Broken Like Glass combined some of the freshest writing I’ve read in ages. The use of first person present tense was inspired. The plot was layered, complex, and never predictable (the couple of minor plot points I almost predicted were minor in comparison to the major twists I ever saw coming).
But the true triumph of Broken Like Glass is Lilly’s relationship with Papa, something her therapist, Chrissy, sees as Lilly’s strength:
“But this relationship you have. It’s so … tangible. I want that.”
“Then have it.”
Chrissy looks at me funny. “But how? How did you do it?”
“I clung to the only thing I could. He’s all I had. He’s all I ever had … my only friend was Papa.”
Lilly is the perfect embodiment of the Christian faith as a relationship with Jesus.
The scenes where Papa talks and Lilly listens remind me of God speaking in The Atonement Child by Francine Rivers. The themes and writing reminded me of Christa Allen and Varina Denman and Amy Matayo, and other newer writers in Christian fiction. But the most important thing is that Broken Like Glass makes me want to know Papa in the way Lilly does. And shouldn’t that be the aim of Christian fiction?
Thanks to the author for providing a free ebook for review.
About EJ McCay
EJ McCay grew up in Charleston, South Carolina and currently resides in Lubbock, Texas. She lives with her husband, two girls, and four cats.
Writing wasn’t always her dream. That came about when she was in her mid-twenties. Since then, it’s become more than a passion, it’s become part of what makes her tick. She writes in multiple genres from YA to Adult Romance.
When not writing, she’s a nerd-herding lover of Chuck, and enjoyer of good coffee. Some of her favorite books include Ender’s Game, The Percy Jackson Series, and the Alex Van Helsing trilogy–just to mention a few.
Find EJ McCay online at:
About Broken Like Glass
Lillian Louis James tried to live a good life but her father had a knack for bringing out the worst in her. When a quick weekend visit with him turned violent she found herself on the wrong end of the law. Stuck in the small town she would rather forget Lillian was forced to attend therapy and try to figure out where it all went wrong.
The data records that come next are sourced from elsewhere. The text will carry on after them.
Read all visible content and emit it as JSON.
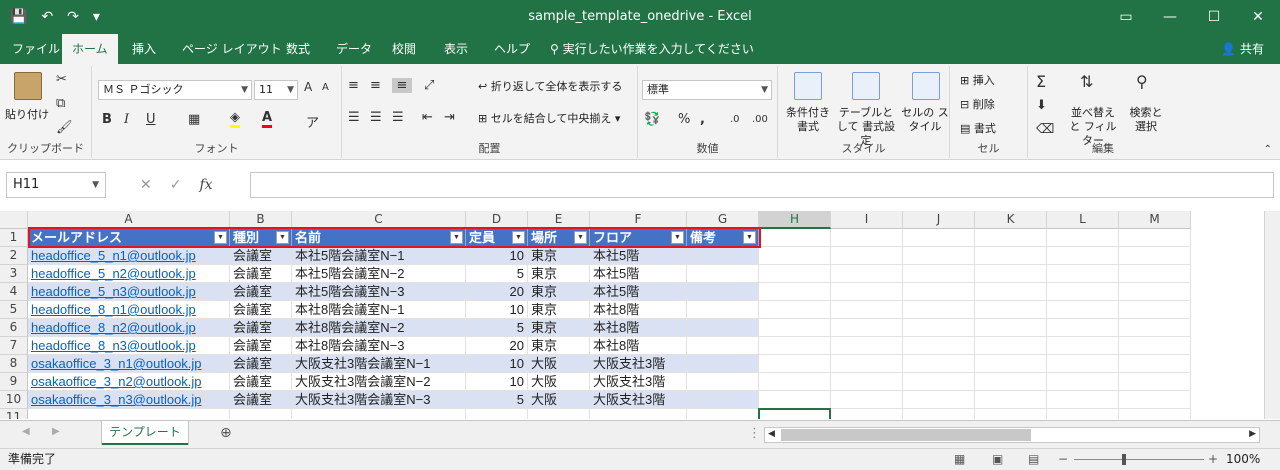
{
  "window": {
    "title": "sample_template_onedrive  -  Excel",
    "qat": {
      "save": "💾",
      "undo": "↶",
      "redo": "↷",
      "customize": "▾"
    },
    "controls": {
      "ribbon_display": "▭",
      "minimize": "—",
      "maximize": "☐",
      "close": "✕"
    }
  },
  "tabs": [
    "ファイル",
    "ホーム",
    "挿入",
    "ページ レイアウト",
    "数式",
    "データ",
    "校閲",
    "表示",
    "ヘルプ"
  ],
  "tell_me": "実行したい作業を入力してください",
  "share": "共有",
  "ribbon": {
    "clipboard": {
      "label": "クリップボード",
      "paste": "貼り付け"
    },
    "font": {
      "label": "フォント",
      "name": "ＭＳ Ｐゴシック",
      "size": "11",
      "bold": "B",
      "italic": "I",
      "underline": "U",
      "grow": "A",
      "shrink": "A"
    },
    "alignment": {
      "label": "配置",
      "wrap": "折り返して全体を表示する",
      "merge": "セルを結合して中央揃え"
    },
    "number": {
      "label": "数値",
      "format": "標準",
      "percent": "%",
      "comma": ","
    },
    "styles": {
      "label": "スタイル",
      "conditional": "条件付き 書式",
      "as_table": "テーブルとして 書式設定",
      "cell_styles": "セルの スタイル"
    },
    "cells": {
      "label": "セル",
      "insert": "挿入",
      "delete": "削除",
      "format": "書式"
    },
    "editing": {
      "label": "編集",
      "sort": "並べ替えと フィルター",
      "find": "検索と 選択"
    }
  },
  "formula_bar": {
    "name_box": "H11",
    "cancel": "✕",
    "enter": "✓",
    "fx": "fx",
    "value": ""
  },
  "columns": [
    "A",
    "B",
    "C",
    "D",
    "E",
    "F",
    "G",
    "H",
    "I",
    "J",
    "K",
    "L",
    "M"
  ],
  "row_numbers": [
    "1",
    "2",
    "3",
    "4",
    "5",
    "6",
    "7",
    "8",
    "9",
    "10",
    "11"
  ],
  "table": {
    "headers": [
      "メールアドレス",
      "種別",
      "名前",
      "定員",
      "場所",
      "フロア",
      "備考"
    ],
    "rows": [
      [
        "headoffice_5_n1@outlook.jp",
        "会議室",
        "本社5階会議室N−1",
        "10",
        "東京",
        "本社5階",
        ""
      ],
      [
        "headoffice_5_n2@outlook.jp",
        "会議室",
        "本社5階会議室N−2",
        "5",
        "東京",
        "本社5階",
        ""
      ],
      [
        "headoffice_5_n3@outlook.jp",
        "会議室",
        "本社5階会議室N−3",
        "20",
        "東京",
        "本社5階",
        ""
      ],
      [
        "headoffice_8_n1@outlook.jp",
        "会議室",
        "本社8階会議室N−1",
        "10",
        "東京",
        "本社8階",
        ""
      ],
      [
        "headoffice_8_n2@outlook.jp",
        "会議室",
        "本社8階会議室N−2",
        "5",
        "東京",
        "本社8階",
        ""
      ],
      [
        "headoffice_8_n3@outlook.jp",
        "会議室",
        "本社8階会議室N−3",
        "20",
        "東京",
        "本社8階",
        ""
      ],
      [
        "osakaoffice_3_n1@outlook.jp",
        "会議室",
        "大阪支社3階会議室N−1",
        "10",
        "大阪",
        "大阪支社3階",
        ""
      ],
      [
        "osakaoffice_3_n2@outlook.jp",
        "会議室",
        "大阪支社3階会議室N−2",
        "10",
        "大阪",
        "大阪支社3階",
        ""
      ],
      [
        "osakaoffice_3_n3@outlook.jp",
        "会議室",
        "大阪支社3階会議室N−3",
        "5",
        "大阪",
        "大阪支社3階",
        ""
      ]
    ]
  },
  "sheet_tab": "テンプレート",
  "status": "準備完了",
  "zoom": "100%",
  "colors": {
    "excel_green": "#217346",
    "table_header": "#4472c4",
    "table_band": "#d9e1f2",
    "highlight": "#e0161e",
    "link": "#0563c1"
  }
}
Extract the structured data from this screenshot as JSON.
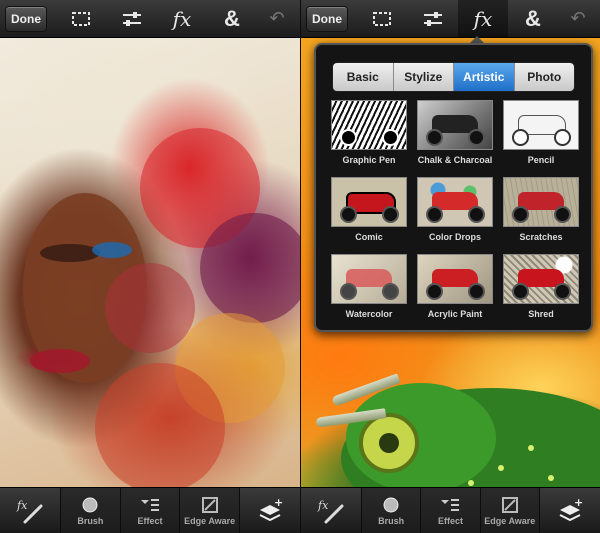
{
  "left_screen": {
    "topbar": {
      "done_label": "Done",
      "tools": [
        "select-tool",
        "adjust-tool",
        "fx-tool",
        "combine-tool",
        "undo-tool"
      ],
      "fx_glyph": "fx",
      "combine_glyph": "&",
      "undo_glyph": "↶"
    },
    "bottombar": {
      "items": [
        {
          "label": "Brush"
        },
        {
          "label": "Effect"
        },
        {
          "label": "Edge Aware"
        }
      ]
    }
  },
  "right_screen": {
    "topbar": {
      "done_label": "Done",
      "active_tool": "fx-tool",
      "fx_glyph": "fx",
      "combine_glyph": "&",
      "undo_glyph": "↶"
    },
    "filter_panel": {
      "tabs": [
        {
          "label": "Basic"
        },
        {
          "label": "Stylize"
        },
        {
          "label": "Artistic",
          "selected": true
        },
        {
          "label": "Photo"
        }
      ],
      "filters": [
        {
          "label": "Graphic Pen"
        },
        {
          "label": "Chalk & Charcoal"
        },
        {
          "label": "Pencil"
        },
        {
          "label": "Comic"
        },
        {
          "label": "Color Drops"
        },
        {
          "label": "Scratches"
        },
        {
          "label": "Watercolor"
        },
        {
          "label": "Acrylic Paint"
        },
        {
          "label": "Shred"
        }
      ]
    },
    "bottombar": {
      "items": [
        {
          "label": "Brush"
        },
        {
          "label": "Effect"
        },
        {
          "label": "Edge Aware"
        }
      ]
    }
  },
  "colors": {
    "active_tab": "#2f86dc",
    "panel_bg": "#141414",
    "toolbar_bg": "#2a2a2a"
  }
}
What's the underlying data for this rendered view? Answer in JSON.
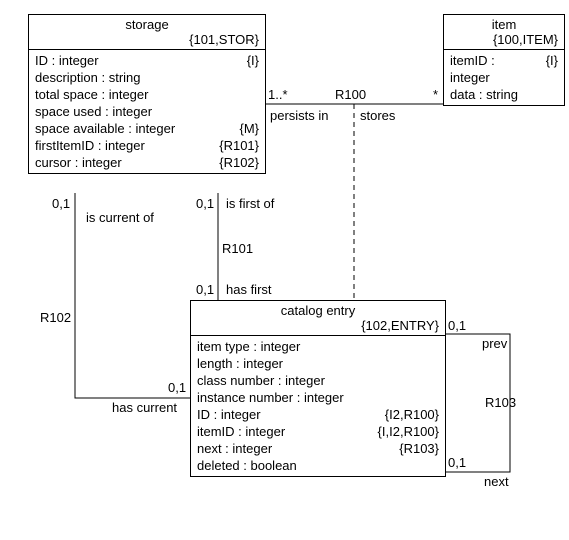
{
  "classes": {
    "storage": {
      "name": "storage",
      "stereotype": "{101,STOR}",
      "attrs": [
        {
          "left": "ID : integer",
          "right": "{I}"
        },
        {
          "left": "description : string",
          "right": ""
        },
        {
          "left": "total space : integer",
          "right": ""
        },
        {
          "left": "space used : integer",
          "right": ""
        },
        {
          "left": "space available : integer",
          "right": "{M}"
        },
        {
          "left": "firstItemID : integer",
          "right": "{R101}"
        },
        {
          "left": "cursor : integer",
          "right": "{R102}"
        }
      ]
    },
    "item": {
      "name": "item",
      "stereotype": "{100,ITEM}",
      "attrs": [
        {
          "left": "itemID : integer",
          "right": "{I}"
        },
        {
          "left": "data : string",
          "right": ""
        }
      ]
    },
    "catalog": {
      "name": "catalog entry",
      "stereotype": "{102,ENTRY}",
      "attrs": [
        {
          "left": "item type : integer",
          "right": ""
        },
        {
          "left": "length : integer",
          "right": ""
        },
        {
          "left": "class number : integer",
          "right": ""
        },
        {
          "left": "instance number : integer",
          "right": ""
        },
        {
          "left": "ID : integer",
          "right": "{I2,R100}"
        },
        {
          "left": "itemID : integer",
          "right": "{I,I2,R100}"
        },
        {
          "left": "next : integer",
          "right": "{R103}"
        },
        {
          "left": "deleted : boolean",
          "right": ""
        }
      ]
    }
  },
  "labels": {
    "r100": "R100",
    "r100_mult_left": "1..*",
    "r100_mult_right": "*",
    "r100_role_left": "persists in",
    "r100_role_right": "stores",
    "r101": "R101",
    "r101_top_mult": "0,1",
    "r101_top_role": "is first of",
    "r101_bot_mult": "0,1",
    "r101_bot_role": "has first",
    "r102": "R102",
    "r102_top_mult": "0,1",
    "r102_top_role": "is current of",
    "r102_bot_mult": "0,1",
    "r102_bot_role": "has current",
    "r103": "R103",
    "r103_top_mult": "0,1",
    "r103_top_role": "prev",
    "r103_bot_mult": "0,1",
    "r103_bot_role": "next"
  }
}
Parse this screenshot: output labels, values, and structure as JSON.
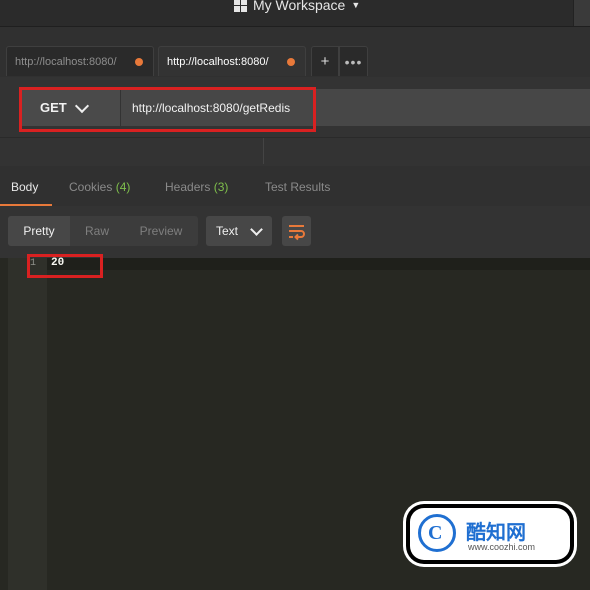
{
  "workspace": {
    "label": "My Workspace"
  },
  "tabs": [
    {
      "title": "http://localhost:8080/",
      "active": false
    },
    {
      "title": "http://localhost:8080/",
      "active": true
    }
  ],
  "tab_actions": {
    "add": "+",
    "more": "•••"
  },
  "request": {
    "method": "GET",
    "url": "http://localhost:8080/getRedis"
  },
  "response_tabs": [
    {
      "label": "Body",
      "count": ""
    },
    {
      "label": "Cookies",
      "count": "(4)"
    },
    {
      "label": "Headers",
      "count": "(3)"
    },
    {
      "label": "Test Results",
      "count": ""
    }
  ],
  "view_modes": [
    "Pretty",
    "Raw",
    "Preview"
  ],
  "format": "Text",
  "editor": {
    "lines": [
      {
        "number": "1",
        "text": "20"
      }
    ]
  },
  "watermark": {
    "title": "酷知网",
    "url": "www.coozhi.com",
    "logo": "C"
  },
  "colors": {
    "accent": "#e8793a",
    "highlight": "#d92121",
    "count": "#7fbf4c"
  }
}
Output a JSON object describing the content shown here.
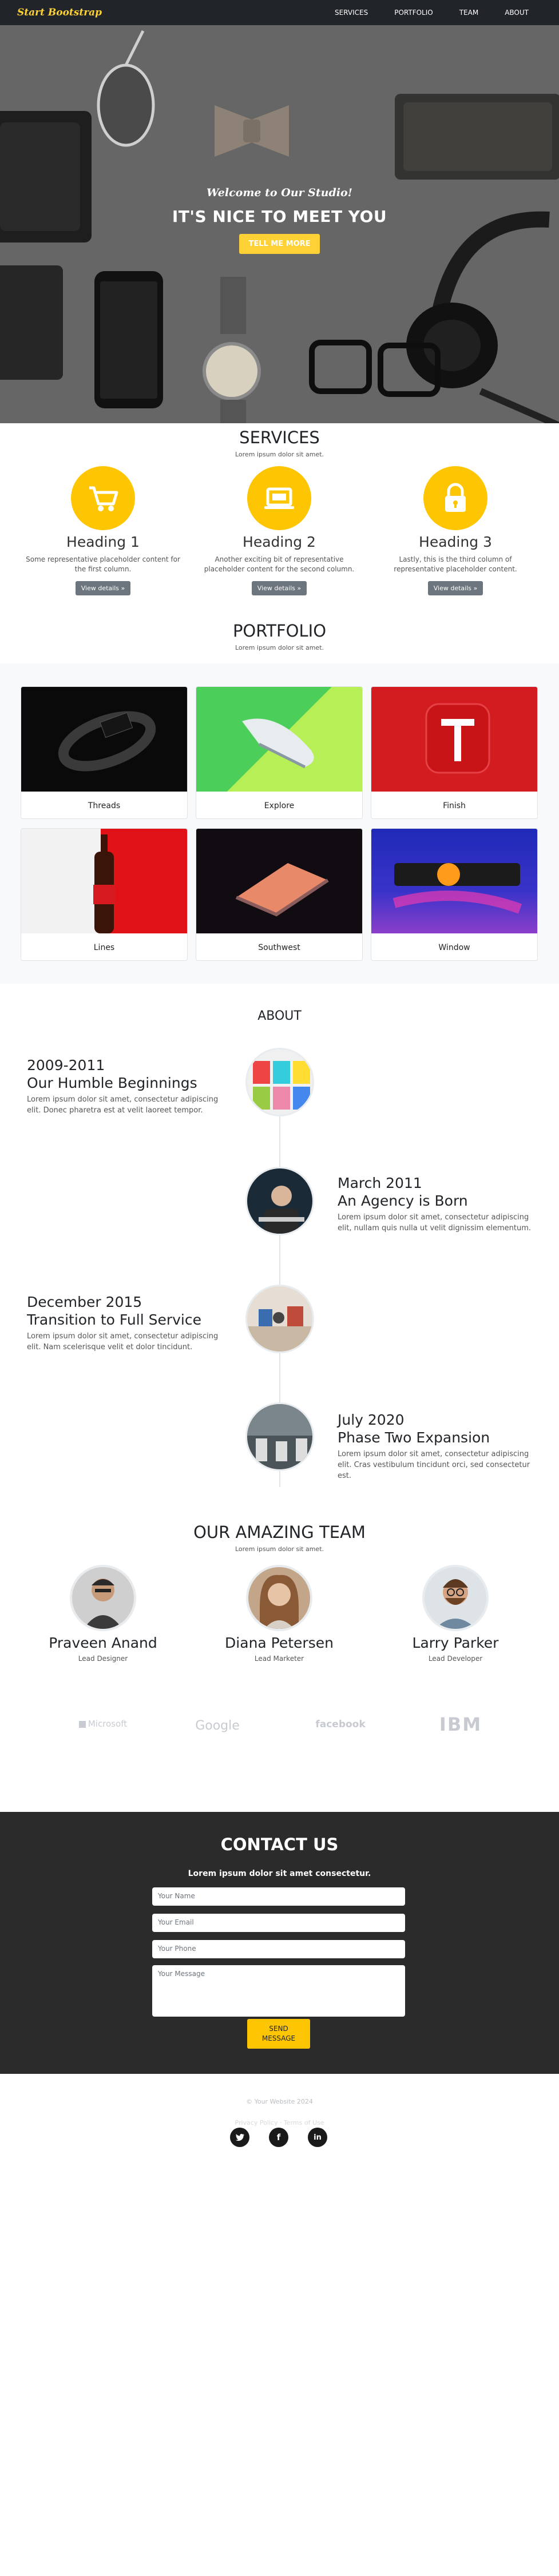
{
  "nav": {
    "brand": "Start Bootstrap",
    "links": [
      "SERVICES",
      "PORTFOLIO",
      "TEAM",
      "ABOUT"
    ]
  },
  "hero": {
    "subtitle": "Welcome to Our Studio!",
    "title": "IT'S NICE TO MEET YOU",
    "button": "TELL ME MORE"
  },
  "services": {
    "title": "SERVICES",
    "subtitle": "Lorem ipsum dolor sit amet.",
    "items": [
      {
        "icon": "cart-icon",
        "heading": "Heading 1",
        "text": "Some representative placeholder content for the first column.",
        "button": "View details »"
      },
      {
        "icon": "laptop-icon",
        "heading": "Heading 2",
        "text": "Another exciting bit of representative placeholder content for the second column.",
        "button": "View details »"
      },
      {
        "icon": "lock-icon",
        "heading": "Heading 3",
        "text": "Lastly, this is the third column of representative placeholder content.",
        "button": "View details »"
      }
    ],
    "accent": "#fec503"
  },
  "portfolio": {
    "title": "PORTFOLIO",
    "subtitle": "Lorem ipsum dolor sit amet.",
    "items": [
      {
        "caption": "Threads"
      },
      {
        "caption": "Explore"
      },
      {
        "caption": "Finish"
      },
      {
        "caption": "Lines"
      },
      {
        "caption": "Southwest"
      },
      {
        "caption": "Window"
      }
    ]
  },
  "about": {
    "title": "ABOUT",
    "events": [
      {
        "date": "2009-2011",
        "heading": "Our Humble Beginnings",
        "body": "Lorem ipsum dolor sit amet, consectetur adipiscing elit. Donec pharetra est at velit laoreet tempor."
      },
      {
        "date": "March 2011",
        "heading": "An Agency is Born",
        "body": "Lorem ipsum dolor sit amet, consectetur adipiscing elit, nullam quis nulla ut velit dignissim elementum."
      },
      {
        "date": "December 2015",
        "heading": "Transition to Full Service",
        "body": "Lorem ipsum dolor sit amet, consectetur adipiscing elit. Nam scelerisque velit et dolor tincidunt."
      },
      {
        "date": "July 2020",
        "heading": "Phase Two Expansion",
        "body": "Lorem ipsum dolor sit amet, consectetur adipiscing elit. Cras vestibulum tincidunt orci, sed consectetur est."
      }
    ]
  },
  "team": {
    "title": "OUR AMAZING TEAM",
    "subtitle": "Lorem ipsum dolor sit amet.",
    "members": [
      {
        "name": "Praveen Anand",
        "role": "Lead Designer"
      },
      {
        "name": "Diana Petersen",
        "role": "Lead Marketer"
      },
      {
        "name": "Larry Parker",
        "role": "Lead Developer"
      }
    ]
  },
  "logos": [
    "Microsoft",
    "Google",
    "facebook",
    "IBM"
  ],
  "contact": {
    "title": "CONTACT US",
    "subtitle": "Lorem ipsum dolor sit amet consectetur.",
    "name_placeholder": "Your Name",
    "email_placeholder": "Your Email",
    "phone_placeholder": "Your Phone",
    "message_placeholder": "Your Message",
    "button_line1": "SEND",
    "button_line2": "MESSAGE"
  },
  "footer": {
    "copyright": "© Your Website 2024",
    "links_text": "Privacy Policy · Terms of Use",
    "social": [
      {
        "icon": "twitter-icon",
        "glyph": "t"
      },
      {
        "icon": "facebook-icon",
        "glyph": "f"
      },
      {
        "icon": "linkedin-icon",
        "glyph": "in"
      }
    ]
  },
  "colors": {
    "nav": "#212529",
    "accent": "#fec503",
    "contact_bg": "#2b2b2b"
  }
}
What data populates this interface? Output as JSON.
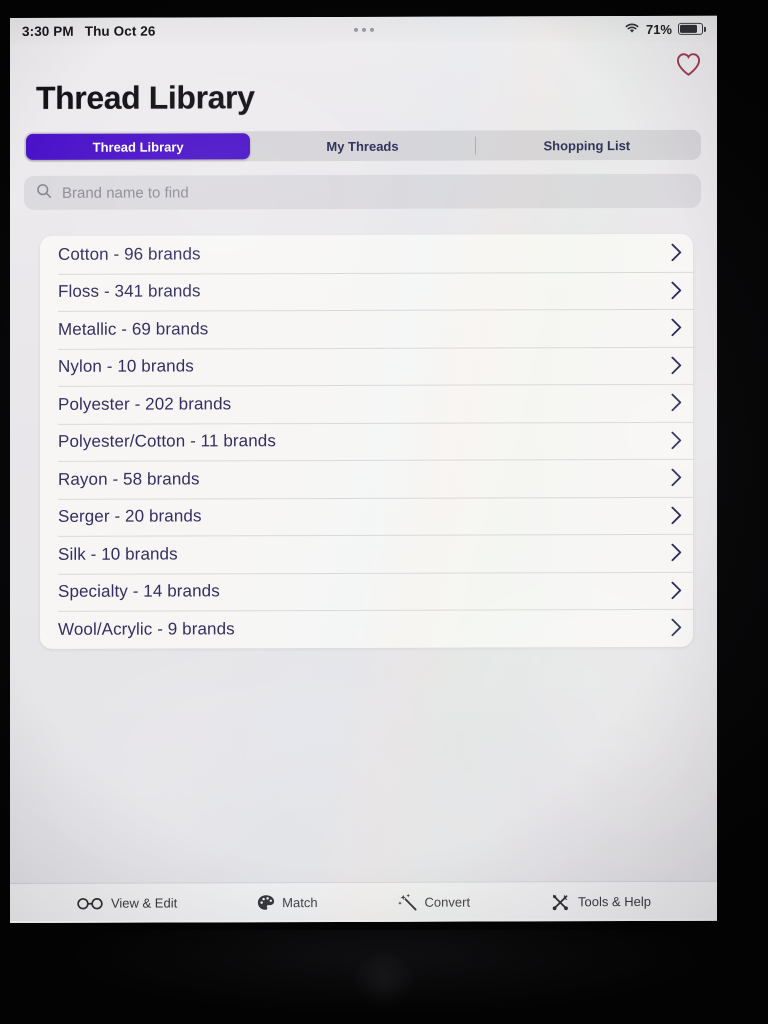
{
  "status_bar": {
    "time": "3:30 PM",
    "date": "Thu Oct 26",
    "battery_percent": "71%",
    "wifi_icon": "wifi-icon",
    "battery_icon": "battery-icon",
    "dots_icon": "more-dots-icon"
  },
  "header": {
    "title": "Thread Library",
    "favorite_icon": "heart-icon",
    "favorite_color": "#9c3a4e"
  },
  "tabs": {
    "accent_color": "#4b13c9",
    "items": [
      {
        "label": "Thread Library",
        "active": true
      },
      {
        "label": "My Threads",
        "active": false
      },
      {
        "label": "Shopping List",
        "active": false
      }
    ]
  },
  "search": {
    "placeholder": "Brand name to find",
    "value": "",
    "icon": "search-icon"
  },
  "list": {
    "chevron_icon": "chevron-right-icon",
    "items": [
      {
        "label": "Cotton - 96 brands",
        "material": "Cotton",
        "brands": 96
      },
      {
        "label": "Floss - 341 brands",
        "material": "Floss",
        "brands": 341
      },
      {
        "label": "Metallic - 69 brands",
        "material": "Metallic",
        "brands": 69
      },
      {
        "label": "Nylon - 10 brands",
        "material": "Nylon",
        "brands": 10
      },
      {
        "label": "Polyester - 202 brands",
        "material": "Polyester",
        "brands": 202
      },
      {
        "label": "Polyester/Cotton - 11 brands",
        "material": "Polyester/Cotton",
        "brands": 11
      },
      {
        "label": "Rayon - 58 brands",
        "material": "Rayon",
        "brands": 58
      },
      {
        "label": "Serger - 20 brands",
        "material": "Serger",
        "brands": 20
      },
      {
        "label": "Silk - 10 brands",
        "material": "Silk",
        "brands": 10
      },
      {
        "label": "Specialty - 14 brands",
        "material": "Specialty",
        "brands": 14
      },
      {
        "label": "Wool/Acrylic - 9 brands",
        "material": "Wool/Acrylic",
        "brands": 9
      }
    ]
  },
  "toolbar": {
    "items": [
      {
        "label": "View & Edit",
        "icon": "glasses-icon"
      },
      {
        "label": "Match",
        "icon": "palette-icon"
      },
      {
        "label": "Convert",
        "icon": "magic-wand-icon"
      },
      {
        "label": "Tools & Help",
        "icon": "tools-icon"
      }
    ]
  }
}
Her high school crush showing up on the scene didn’t help either as unresolved feelings bubbled to the surface. Will Lillian let Jesus heal her broken past before her chance at love is gone?